• _Work required_
Please print the records below word for word.

═══ Supplied entries

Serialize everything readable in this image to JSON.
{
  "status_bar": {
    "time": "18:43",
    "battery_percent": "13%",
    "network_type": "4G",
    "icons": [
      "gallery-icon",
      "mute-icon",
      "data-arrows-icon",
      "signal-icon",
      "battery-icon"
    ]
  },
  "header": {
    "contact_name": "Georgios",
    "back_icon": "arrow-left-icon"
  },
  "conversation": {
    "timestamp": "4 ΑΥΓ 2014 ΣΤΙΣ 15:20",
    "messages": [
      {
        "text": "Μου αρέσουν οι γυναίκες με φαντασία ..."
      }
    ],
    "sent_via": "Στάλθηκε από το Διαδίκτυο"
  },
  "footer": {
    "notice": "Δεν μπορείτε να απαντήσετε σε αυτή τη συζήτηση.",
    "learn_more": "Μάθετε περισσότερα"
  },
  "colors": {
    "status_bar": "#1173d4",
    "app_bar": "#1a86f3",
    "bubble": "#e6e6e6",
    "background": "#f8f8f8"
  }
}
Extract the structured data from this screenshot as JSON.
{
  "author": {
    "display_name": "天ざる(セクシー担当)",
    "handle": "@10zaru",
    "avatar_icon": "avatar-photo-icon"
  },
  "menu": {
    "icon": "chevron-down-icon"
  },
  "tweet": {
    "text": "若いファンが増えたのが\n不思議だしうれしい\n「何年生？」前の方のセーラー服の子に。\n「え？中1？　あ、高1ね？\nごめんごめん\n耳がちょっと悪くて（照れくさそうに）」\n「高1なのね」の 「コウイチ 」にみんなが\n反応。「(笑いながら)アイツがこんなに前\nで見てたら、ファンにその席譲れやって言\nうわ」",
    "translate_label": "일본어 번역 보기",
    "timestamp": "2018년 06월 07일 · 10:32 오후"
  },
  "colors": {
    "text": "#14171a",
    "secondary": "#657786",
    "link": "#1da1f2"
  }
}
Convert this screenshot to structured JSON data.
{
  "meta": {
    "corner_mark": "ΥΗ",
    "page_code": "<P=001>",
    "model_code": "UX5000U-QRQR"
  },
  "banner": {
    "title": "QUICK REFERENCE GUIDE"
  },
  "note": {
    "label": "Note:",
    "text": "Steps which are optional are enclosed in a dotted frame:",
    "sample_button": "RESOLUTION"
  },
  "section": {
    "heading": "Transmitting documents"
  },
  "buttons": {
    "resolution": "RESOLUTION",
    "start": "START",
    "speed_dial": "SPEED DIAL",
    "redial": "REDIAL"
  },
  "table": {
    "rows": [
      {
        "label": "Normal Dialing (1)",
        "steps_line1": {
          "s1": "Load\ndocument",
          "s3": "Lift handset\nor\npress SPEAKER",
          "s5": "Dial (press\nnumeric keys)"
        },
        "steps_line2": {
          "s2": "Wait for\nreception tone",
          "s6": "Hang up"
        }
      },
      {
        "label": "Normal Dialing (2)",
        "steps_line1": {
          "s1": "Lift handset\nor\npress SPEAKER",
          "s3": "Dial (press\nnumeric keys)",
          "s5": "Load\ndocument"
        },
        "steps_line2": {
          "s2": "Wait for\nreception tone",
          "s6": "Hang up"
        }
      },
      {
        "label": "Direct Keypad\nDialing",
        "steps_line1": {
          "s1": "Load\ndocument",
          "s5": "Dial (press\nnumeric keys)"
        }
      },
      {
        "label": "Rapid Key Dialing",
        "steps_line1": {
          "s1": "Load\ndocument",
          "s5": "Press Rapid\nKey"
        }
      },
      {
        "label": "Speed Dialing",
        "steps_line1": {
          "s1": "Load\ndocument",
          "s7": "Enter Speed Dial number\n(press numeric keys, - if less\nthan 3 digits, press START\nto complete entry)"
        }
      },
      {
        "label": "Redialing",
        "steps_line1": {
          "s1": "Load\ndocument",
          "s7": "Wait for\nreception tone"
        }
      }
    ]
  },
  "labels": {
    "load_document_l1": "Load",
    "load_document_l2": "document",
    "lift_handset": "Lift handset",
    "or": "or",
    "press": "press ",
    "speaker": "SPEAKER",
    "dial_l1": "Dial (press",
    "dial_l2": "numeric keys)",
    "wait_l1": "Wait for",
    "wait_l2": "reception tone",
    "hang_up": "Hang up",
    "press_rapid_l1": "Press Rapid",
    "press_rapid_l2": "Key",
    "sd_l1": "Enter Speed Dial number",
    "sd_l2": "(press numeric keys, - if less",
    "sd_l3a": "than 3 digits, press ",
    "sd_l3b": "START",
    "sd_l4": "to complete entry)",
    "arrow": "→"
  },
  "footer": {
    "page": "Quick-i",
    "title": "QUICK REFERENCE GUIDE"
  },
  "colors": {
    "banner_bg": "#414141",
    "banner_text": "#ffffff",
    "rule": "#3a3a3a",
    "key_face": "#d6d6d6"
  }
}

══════

• _Exercise solution_
Serialize everything readable in this image to JSON.
{
  "status_bar": {
    "time": "18:43",
    "battery_percent": "13%",
    "network_type": "4G",
    "icons": [
      "gallery-icon",
      "mute-icon",
      "data-arrows-icon",
      "signal-icon",
      "battery-icon"
    ]
  },
  "header": {
    "contact_name": "Georgios",
    "back_icon": "arrow-left-icon"
  },
  "conversation": {
    "timestamp": "4 ΑΥΓ 2014 ΣΤΙΣ 15:20",
    "messages": [
      {
        "text": "Μου αρέσουν οι γυναίκες με φαντασία ..."
      }
    ],
    "sent_via": "Στάλθηκε από το Διαδίκτυο"
  },
  "footer": {
    "notice": "Δεν μπορείτε να απαντήσετε σε αυτή τη συζήτηση.",
    "learn_more": "Μάθετε περισσότερα"
  },
  "colors": {
    "status_bar": "#1173d4",
    "app_bar": "#1a86f3",
    "bubble": "#e6e6e6",
    "background": "#f8f8f8"
  }
}
Extract the structured data from this screenshot as JSON.
{
  "author": {
    "display_name": "天ざる(セクシー担当)",
    "handle": "@10zaru",
    "avatar_icon": "avatar-photo-icon"
  },
  "menu": {
    "icon": "chevron-down-icon"
  },
  "tweet": {
    "text": "若いファンが増えたのが\n不思議だしうれしい\n「何年生？」前の方のセーラー服の子に。\n「え？中1？　あ、高1ね？\nごめんごめん\n耳がちょっと悪くて（照れくさそうに）」\n「高1なのね」の 「コウイチ 」にみんなが\n反応。「(笑いながら)アイツがこんなに前\nで見てたら、ファンにその席譲れやって言\nうわ」",
    "translate_label": "일본어 번역 보기",
    "timestamp": "2018년 06월 07일 · 10:32 오후"
  },
  "colors": {
    "text": "#14171a",
    "secondary": "#657786",
    "link": "#1da1f2"
  }
}
Convert this screenshot to structured JSON data.
{
  "meta": {
    "corner_mark": "ΥΗ",
    "page_code": "<P=001>",
    "model_code": "UX5000U-QRQR"
  },
  "banner": {
    "title": "QUICK REFERENCE GUIDE"
  },
  "note": {
    "label": "Note:",
    "text": "Steps which are optional are enclosed in a dotted frame:",
    "sample_button": "RESOLUTION"
  },
  "section": {
    "heading": "Transmitting documents"
  },
  "buttons": {
    "resolution": "RESOLUTION",
    "start": "START",
    "speed_dial": "SPEED DIAL",
    "redial": "REDIAL"
  },
  "table": {
    "rows": [
      {
        "label": "Normal Dialing (1)",
        "steps_line1": {
          "s1": "Load\ndocument",
          "s3": "Lift handset\nor\npress SPEAKER",
          "s5": "Dial (press\nnumeric keys)"
        },
        "steps_line2": {
          "s2": "Wait for\nreception tone",
          "s6": "Hang up"
        }
      },
      {
        "label": "Normal Dialing (2)",
        "steps_line1": {
          "s1": "Lift handset\nor\npress SPEAKER",
          "s3": "Dial (press\nnumeric keys)",
          "s5": "Load\ndocument"
        },
        "steps_line2": {
          "s2": "Wait for\nreception tone",
          "s6": "Hang up"
        }
      },
      {
        "label": "Direct Keypad\nDialing",
        "steps_line1": {
          "s1": "Load\ndocument",
          "s5": "Dial (press\nnumeric keys)"
        }
      },
      {
        "label": "Rapid Key Dialing",
        "steps_line1": {
          "s1": "Load\ndocument",
          "s5": "Press Rapid\nKey"
        }
      },
      {
        "label": "Speed Dialing",
        "steps_line1": {
          "s1": "Load\ndocument",
          "s7": "Enter Speed Dial number\n(press numeric keys, - if less\nthan 3 digits, press START\nto complete entry)"
        }
      },
      {
        "label": "Redialing",
        "steps_line1": {
          "s1": "Load\ndocument",
          "s7": "Wait for\nreception tone"
        }
      }
    ]
  },
  "labels": {
    "load_document_l1": "Load",
    "load_document_l2": "document",
    "lift_handset": "Lift handset",
    "or": "or",
    "press": "press ",
    "speaker": "SPEAKER",
    "dial_l1": "Dial (press",
    "dial_l2": "numeric keys)",
    "wait_l1": "Wait for",
    "wait_l2": "reception tone",
    "hang_up": "Hang up",
    "press_rapid_l1": "Press Rapid",
    "press_rapid_l2": "Key",
    "sd_l1": "Enter Speed Dial number",
    "sd_l2": "(press numeric keys, - if less",
    "sd_l3a": "than 3 digits, press ",
    "sd_l3b": "START",
    "sd_l4": "to complete entry)",
    "arrow": "→"
  },
  "footer": {
    "page": "Quick-i",
    "title": "QUICK REFERENCE GUIDE"
  },
  "colors": {
    "banner_bg": "#414141",
    "banner_text": "#ffffff",
    "rule": "#3a3a3a",
    "key_face": "#d6d6d6"
  }
}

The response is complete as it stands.